Material provided »
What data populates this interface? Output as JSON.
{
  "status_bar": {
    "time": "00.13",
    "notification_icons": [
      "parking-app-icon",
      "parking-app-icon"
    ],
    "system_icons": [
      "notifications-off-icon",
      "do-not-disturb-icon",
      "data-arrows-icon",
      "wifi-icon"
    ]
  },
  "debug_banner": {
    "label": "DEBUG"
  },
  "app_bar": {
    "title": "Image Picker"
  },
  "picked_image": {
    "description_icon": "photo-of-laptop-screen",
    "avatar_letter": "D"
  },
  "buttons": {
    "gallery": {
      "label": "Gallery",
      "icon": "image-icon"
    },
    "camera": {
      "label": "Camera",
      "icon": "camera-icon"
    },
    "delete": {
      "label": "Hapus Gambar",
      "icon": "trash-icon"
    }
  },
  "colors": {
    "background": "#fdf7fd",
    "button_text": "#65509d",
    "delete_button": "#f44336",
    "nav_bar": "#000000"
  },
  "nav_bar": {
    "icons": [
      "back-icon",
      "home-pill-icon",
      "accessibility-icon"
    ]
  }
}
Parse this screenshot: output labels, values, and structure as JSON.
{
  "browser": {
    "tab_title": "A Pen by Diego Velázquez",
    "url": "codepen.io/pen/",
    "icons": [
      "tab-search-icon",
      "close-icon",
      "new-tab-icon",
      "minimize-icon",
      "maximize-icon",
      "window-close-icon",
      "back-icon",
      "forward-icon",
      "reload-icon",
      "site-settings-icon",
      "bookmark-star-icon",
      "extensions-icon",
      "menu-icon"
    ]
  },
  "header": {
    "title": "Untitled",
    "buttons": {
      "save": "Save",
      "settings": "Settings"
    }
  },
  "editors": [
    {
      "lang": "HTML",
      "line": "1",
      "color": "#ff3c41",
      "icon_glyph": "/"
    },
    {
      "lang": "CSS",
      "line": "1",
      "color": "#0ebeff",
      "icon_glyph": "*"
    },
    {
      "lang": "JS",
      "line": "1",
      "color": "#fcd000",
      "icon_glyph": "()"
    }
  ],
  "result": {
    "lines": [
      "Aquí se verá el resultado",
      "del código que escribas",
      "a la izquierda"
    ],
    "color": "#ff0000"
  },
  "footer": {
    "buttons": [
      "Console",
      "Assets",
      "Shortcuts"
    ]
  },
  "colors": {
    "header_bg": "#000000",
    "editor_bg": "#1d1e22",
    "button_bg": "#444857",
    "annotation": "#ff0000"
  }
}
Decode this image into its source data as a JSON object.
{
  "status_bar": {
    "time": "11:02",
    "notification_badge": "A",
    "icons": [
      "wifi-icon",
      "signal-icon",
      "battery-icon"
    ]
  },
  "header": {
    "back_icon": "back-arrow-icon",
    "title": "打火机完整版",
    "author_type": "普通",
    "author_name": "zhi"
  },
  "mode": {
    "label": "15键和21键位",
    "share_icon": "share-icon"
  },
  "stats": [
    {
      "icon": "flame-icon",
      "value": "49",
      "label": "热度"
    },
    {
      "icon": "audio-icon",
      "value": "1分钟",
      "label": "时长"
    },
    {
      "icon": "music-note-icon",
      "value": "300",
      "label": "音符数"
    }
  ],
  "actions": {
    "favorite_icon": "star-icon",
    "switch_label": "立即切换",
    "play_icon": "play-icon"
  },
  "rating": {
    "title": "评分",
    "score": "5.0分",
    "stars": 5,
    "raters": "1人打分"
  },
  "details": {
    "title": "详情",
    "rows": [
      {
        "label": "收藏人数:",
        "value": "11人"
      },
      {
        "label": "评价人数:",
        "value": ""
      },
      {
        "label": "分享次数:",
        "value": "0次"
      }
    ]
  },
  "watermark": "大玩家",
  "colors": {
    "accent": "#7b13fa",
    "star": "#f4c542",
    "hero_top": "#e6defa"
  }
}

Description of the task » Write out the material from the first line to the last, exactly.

Problem solution »
What data populates this interface? Output as JSON.
{
  "status_bar": {
    "time": "00.13",
    "notification_icons": [
      "parking-app-icon",
      "parking-app-icon"
    ],
    "system_icons": [
      "notifications-off-icon",
      "do-not-disturb-icon",
      "data-arrows-icon",
      "wifi-icon"
    ]
  },
  "debug_banner": {
    "label": "DEBUG"
  },
  "app_bar": {
    "title": "Image Picker"
  },
  "picked_image": {
    "description_icon": "photo-of-laptop-screen",
    "avatar_letter": "D"
  },
  "buttons": {
    "gallery": {
      "label": "Gallery",
      "icon": "image-icon"
    },
    "camera": {
      "label": "Camera",
      "icon": "camera-icon"
    },
    "delete": {
      "label": "Hapus Gambar",
      "icon": "trash-icon"
    }
  },
  "colors": {
    "background": "#fdf7fd",
    "button_text": "#65509d",
    "delete_button": "#f44336",
    "nav_bar": "#000000"
  },
  "nav_bar": {
    "icons": [
      "back-icon",
      "home-pill-icon",
      "accessibility-icon"
    ]
  }
}
Parse this screenshot: output labels, values, and structure as JSON.
{
  "browser": {
    "tab_title": "A Pen by Diego Velázquez",
    "url": "codepen.io/pen/",
    "icons": [
      "tab-search-icon",
      "close-icon",
      "new-tab-icon",
      "minimize-icon",
      "maximize-icon",
      "window-close-icon",
      "back-icon",
      "forward-icon",
      "reload-icon",
      "site-settings-icon",
      "bookmark-star-icon",
      "extensions-icon",
      "menu-icon"
    ]
  },
  "header": {
    "title": "Untitled",
    "buttons": {
      "save": "Save",
      "settings": "Settings"
    }
  },
  "editors": [
    {
      "lang": "HTML",
      "line": "1",
      "color": "#ff3c41",
      "icon_glyph": "/"
    },
    {
      "lang": "CSS",
      "line": "1",
      "color": "#0ebeff",
      "icon_glyph": "*"
    },
    {
      "lang": "JS",
      "line": "1",
      "color": "#fcd000",
      "icon_glyph": "()"
    }
  ],
  "result": {
    "lines": [
      "Aquí se verá el resultado",
      "del código que escribas",
      "a la izquierda"
    ],
    "color": "#ff0000"
  },
  "footer": {
    "buttons": [
      "Console",
      "Assets",
      "Shortcuts"
    ]
  },
  "colors": {
    "header_bg": "#000000",
    "editor_bg": "#1d1e22",
    "button_bg": "#444857",
    "annotation": "#ff0000"
  }
}
Decode this image into its source data as a JSON object.
{
  "status_bar": {
    "time": "11:02",
    "notification_badge": "A",
    "icons": [
      "wifi-icon",
      "signal-icon",
      "battery-icon"
    ]
  },
  "header": {
    "back_icon": "back-arrow-icon",
    "title": "打火机完整版",
    "author_type": "普通",
    "author_name": "zhi"
  },
  "mode": {
    "label": "15键和21键位",
    "share_icon": "share-icon"
  },
  "stats": [
    {
      "icon": "flame-icon",
      "value": "49",
      "label": "热度"
    },
    {
      "icon": "audio-icon",
      "value": "1分钟",
      "label": "时长"
    },
    {
      "icon": "music-note-icon",
      "value": "300",
      "label": "音符数"
    }
  ],
  "actions": {
    "favorite_icon": "star-icon",
    "switch_label": "立即切换",
    "play_icon": "play-icon"
  },
  "rating": {
    "title": "评分",
    "score": "5.0分",
    "stars": 5,
    "raters": "1人打分"
  },
  "details": {
    "title": "详情",
    "rows": [
      {
        "label": "收藏人数:",
        "value": "11人"
      },
      {
        "label": "评价人数:",
        "value": ""
      },
      {
        "label": "分享次数:",
        "value": "0次"
      }
    ]
  },
  "watermark": "大玩家",
  "colors": {
    "accent": "#7b13fa",
    "star": "#f4c542",
    "hero_top": "#e6defa"
  }
}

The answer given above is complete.